Monday, February 8, 2016

Reverend's Reviews: 26 Years of Jewish (and Occasionally Gay) Films

 

There aren’t many US cities that can successfully host a ten-day film festival spotlighting the Jewish community, let alone keep it going for over two decades. San Diego is a happy exception, as the San Diego Jewish Film Festival, now running through February 14th for its 26th year, proves.


Presented by the San Diego Center for Jewish Culture at the Lawrence Family Jewish Community Center, Jacobs Family Campus, the festival will showcase a total of 60 films of the best contemporary Jewish-themed films from around the world. These narrative features, short films and documentaries celebrate life, human rights, and freedom of expression. The festival’s ongoing mission is to offer outstanding world cinema that promotes awareness, appreciation and pride in the diversity of the Jewish people to attendees of the community at large.

Each year’s event features an international roster of visiting guest artists, including actors, filmmakers, and scholars, who introduce their work, participate in panel discussions, and meet with festival patrons. Highlights this year include Dealing with the Devil, which examines the bizarre case of a Dresden art dealer of Jewish descent who was tasked by Joseph Goebbels with the job of seizing and selling off modern “degenerate” art and acquiring in its place the classical paintings favored by Hitler and his inner circle; The Price of Sugar, a story about two half-sisters and their life in eighteenth century Suriname; Sabena Hijacking: My Version, a suspenseful docudrama based on previously undiscovered audio recordings of former pilot Captain Reginald Levy; and the warmhearted comedy Dough, starring British actor Jonathan Pryce as a curmudgeonly widower who obstinately clings to his livelihood as a kosher bakery shop owner in London’s East End until it is challenged by a Muslim teenager.
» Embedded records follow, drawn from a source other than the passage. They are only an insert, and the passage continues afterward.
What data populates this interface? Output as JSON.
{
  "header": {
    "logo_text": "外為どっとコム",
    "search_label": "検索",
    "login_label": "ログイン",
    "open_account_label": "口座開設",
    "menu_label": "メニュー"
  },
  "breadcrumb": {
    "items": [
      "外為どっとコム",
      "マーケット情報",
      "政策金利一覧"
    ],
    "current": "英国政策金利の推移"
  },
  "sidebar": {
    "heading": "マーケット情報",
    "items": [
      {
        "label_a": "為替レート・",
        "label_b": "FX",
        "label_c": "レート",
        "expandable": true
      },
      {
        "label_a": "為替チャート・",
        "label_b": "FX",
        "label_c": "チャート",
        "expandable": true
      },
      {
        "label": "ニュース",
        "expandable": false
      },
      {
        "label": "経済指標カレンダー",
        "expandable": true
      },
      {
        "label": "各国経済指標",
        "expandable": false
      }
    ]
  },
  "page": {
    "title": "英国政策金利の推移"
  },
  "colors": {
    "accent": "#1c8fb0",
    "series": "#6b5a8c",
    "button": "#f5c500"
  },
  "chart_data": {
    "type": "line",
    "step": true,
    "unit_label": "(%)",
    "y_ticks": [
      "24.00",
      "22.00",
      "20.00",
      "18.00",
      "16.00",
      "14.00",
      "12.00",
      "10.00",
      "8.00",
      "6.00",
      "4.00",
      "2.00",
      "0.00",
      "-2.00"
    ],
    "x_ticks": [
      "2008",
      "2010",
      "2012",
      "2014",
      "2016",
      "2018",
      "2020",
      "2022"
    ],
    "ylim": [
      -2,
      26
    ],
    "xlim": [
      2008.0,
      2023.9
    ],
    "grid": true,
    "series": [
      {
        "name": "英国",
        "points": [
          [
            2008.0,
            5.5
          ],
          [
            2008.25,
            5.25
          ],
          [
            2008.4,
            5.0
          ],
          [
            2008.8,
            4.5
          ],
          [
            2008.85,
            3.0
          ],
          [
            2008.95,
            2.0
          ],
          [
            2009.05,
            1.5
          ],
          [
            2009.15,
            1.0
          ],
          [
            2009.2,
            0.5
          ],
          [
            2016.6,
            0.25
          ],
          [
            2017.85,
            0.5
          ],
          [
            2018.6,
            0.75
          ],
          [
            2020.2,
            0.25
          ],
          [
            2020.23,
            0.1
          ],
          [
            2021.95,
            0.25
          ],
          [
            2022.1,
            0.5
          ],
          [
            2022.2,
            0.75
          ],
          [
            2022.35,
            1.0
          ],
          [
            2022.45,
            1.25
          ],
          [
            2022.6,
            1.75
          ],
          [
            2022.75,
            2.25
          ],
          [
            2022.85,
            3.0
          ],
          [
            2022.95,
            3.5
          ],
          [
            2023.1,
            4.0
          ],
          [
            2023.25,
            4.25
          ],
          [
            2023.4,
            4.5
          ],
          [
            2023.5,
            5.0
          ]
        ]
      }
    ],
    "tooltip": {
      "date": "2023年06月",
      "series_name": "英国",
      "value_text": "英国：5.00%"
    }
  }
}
Ironically, the film festival’s Executive Director since 2013, Craig Prater, is not Jewish but he is openly gay. Prater previously directed the Palm Springs International Film Festival, the Bangkok International Film Festival, the LA Museum of Tolerance International Film Festival and the Los Angeles Greek Film Festival. His obviously diverse cultural experiences combined with the staff’s hospitality helped him feel right at home when he started working for the San Diego Jewish Film Festival.
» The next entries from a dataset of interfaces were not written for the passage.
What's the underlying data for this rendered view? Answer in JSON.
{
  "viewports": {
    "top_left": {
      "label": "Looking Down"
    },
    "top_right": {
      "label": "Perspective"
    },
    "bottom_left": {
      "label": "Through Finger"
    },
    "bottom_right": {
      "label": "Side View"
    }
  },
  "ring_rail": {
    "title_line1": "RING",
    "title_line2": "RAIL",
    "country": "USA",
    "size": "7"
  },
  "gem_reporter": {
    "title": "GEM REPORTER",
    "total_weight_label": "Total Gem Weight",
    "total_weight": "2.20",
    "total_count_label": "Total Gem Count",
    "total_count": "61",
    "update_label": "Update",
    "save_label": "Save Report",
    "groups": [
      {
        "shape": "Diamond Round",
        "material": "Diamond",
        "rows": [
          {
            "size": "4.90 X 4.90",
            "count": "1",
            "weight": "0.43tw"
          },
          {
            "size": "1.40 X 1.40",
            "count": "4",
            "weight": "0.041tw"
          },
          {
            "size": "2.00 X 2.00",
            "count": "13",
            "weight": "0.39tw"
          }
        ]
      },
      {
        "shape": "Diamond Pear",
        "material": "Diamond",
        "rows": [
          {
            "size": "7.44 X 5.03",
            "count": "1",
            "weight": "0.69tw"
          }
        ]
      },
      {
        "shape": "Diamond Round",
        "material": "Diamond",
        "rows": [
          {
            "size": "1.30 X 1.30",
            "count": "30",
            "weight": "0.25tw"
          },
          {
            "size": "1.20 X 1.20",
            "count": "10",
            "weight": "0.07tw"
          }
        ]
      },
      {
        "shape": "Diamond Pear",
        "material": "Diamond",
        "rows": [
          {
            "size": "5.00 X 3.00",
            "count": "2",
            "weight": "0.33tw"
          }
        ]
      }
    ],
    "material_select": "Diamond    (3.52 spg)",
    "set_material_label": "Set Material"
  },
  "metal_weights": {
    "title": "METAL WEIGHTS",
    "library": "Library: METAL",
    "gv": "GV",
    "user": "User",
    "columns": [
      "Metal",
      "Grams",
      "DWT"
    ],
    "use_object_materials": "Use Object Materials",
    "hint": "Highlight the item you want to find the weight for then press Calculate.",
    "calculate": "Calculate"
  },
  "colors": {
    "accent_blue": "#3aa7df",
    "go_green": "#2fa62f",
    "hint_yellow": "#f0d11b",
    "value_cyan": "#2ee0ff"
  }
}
“I hadn’t been here two weeks when I was invited one day to a wedding in the Jewish Community Center building,” Prater shared recently. “What I didn’t know was that it was a same-sex wedding! A number of our staff, including our CFO, are members of the (LGBT) community.”

I asked Prater how he was called or led to his current position. “Well, San Diego is not a bad place to live for starters,” he replied, laughing. “I’d been involved for a gazillion years with Jewish film festival programming and this was a well-established, respected organization for 23 years when I started. I was also tired of traveling internationally, which I had been doing for many years.”
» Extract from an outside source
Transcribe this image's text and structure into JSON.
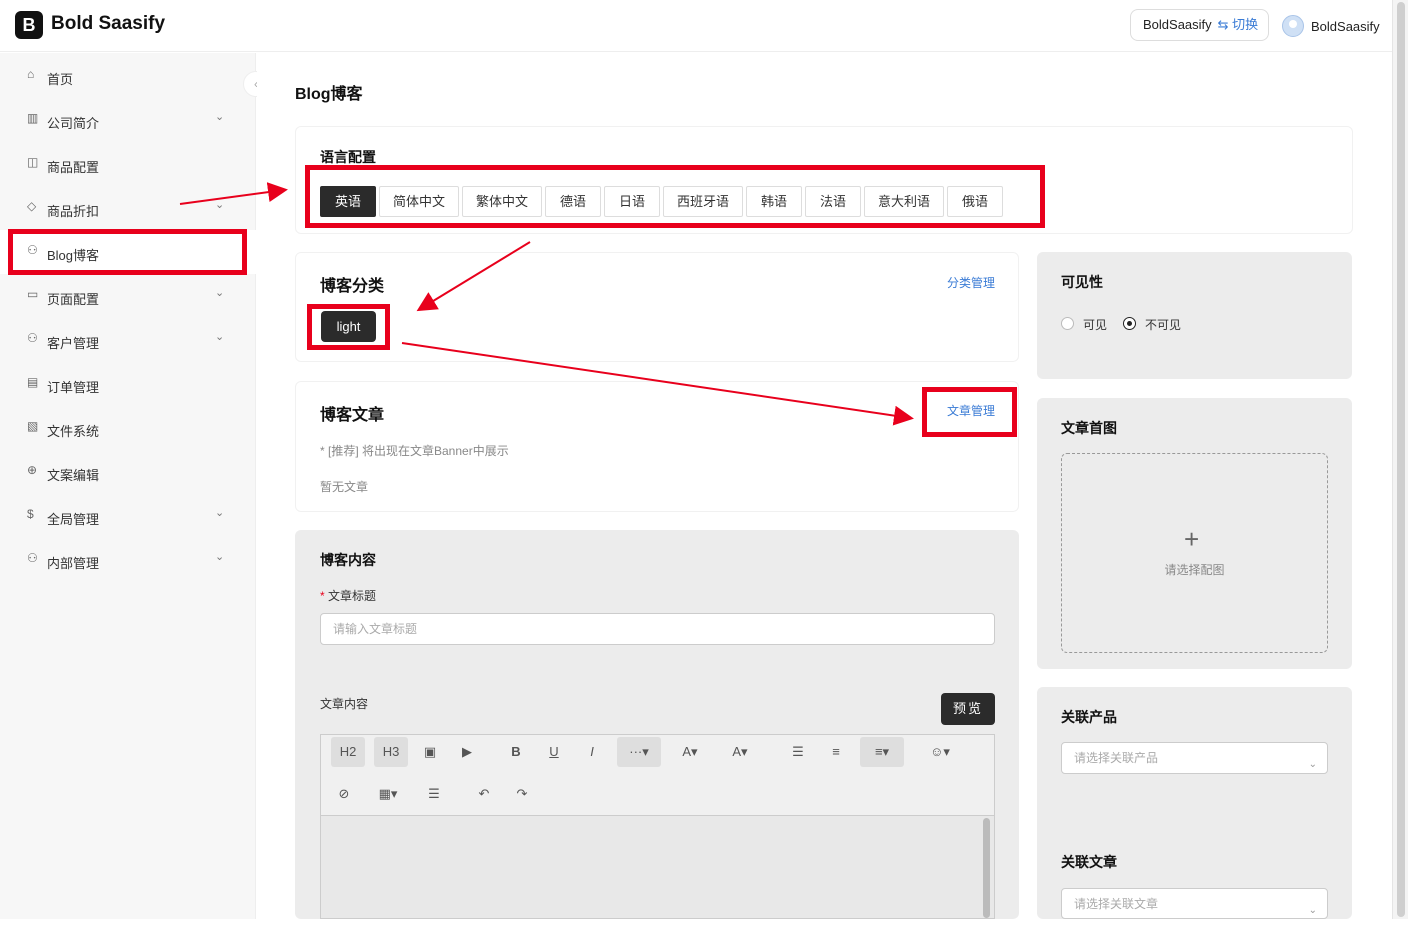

Indeed, following his 8-year tenure in Palm Springs, Prater was contracted to serve as the Executive Director of the Bangkok International Film Festival for the Royal Thai government. Over the next five years, he supervised the programming and special events for the largest international film festival in Southeast Asia. It hosted over 250 films each year and boasted a lavish awards gala honoring celebrities from around the world. The awards gala budget alone was over $1 million.


“Bangkok was the best international film festival I’ve ever been involved with due to its funding by the government and the Thai royal family,” Prater said. However, it was not without its challenges for him as a gay man. “Homosexuality there is accepted but not really acknowledged, although living there as a white American also had its challenges (laugh). I have nothing but good things to say though about the Thai people.”

This year’s edition of the San Diego Jewish Film Festival won’t feature many LGBT-themed movies but one offering of interest is Valley, a hard-hitting anti-bullying story involving a group of Israeli high school students. “I believe our (LGBT) community will feel very comfortable at this festival,” Prater concluded.

Single ticket prices for most films are $15.75. Jewish Community Center members receive a $2.00 discount on each ticket. Festival passes plus student, senior and group discounts are also available. For more information, call 858-362-1348 or visit the festival website.

By Rev. Chris Carpenter, resident film and stage critic of Movie Dearest and Rage Monthly Magazine.

No comments:

Post a Comment

Related Posts Plugin for WordPress, Blogger...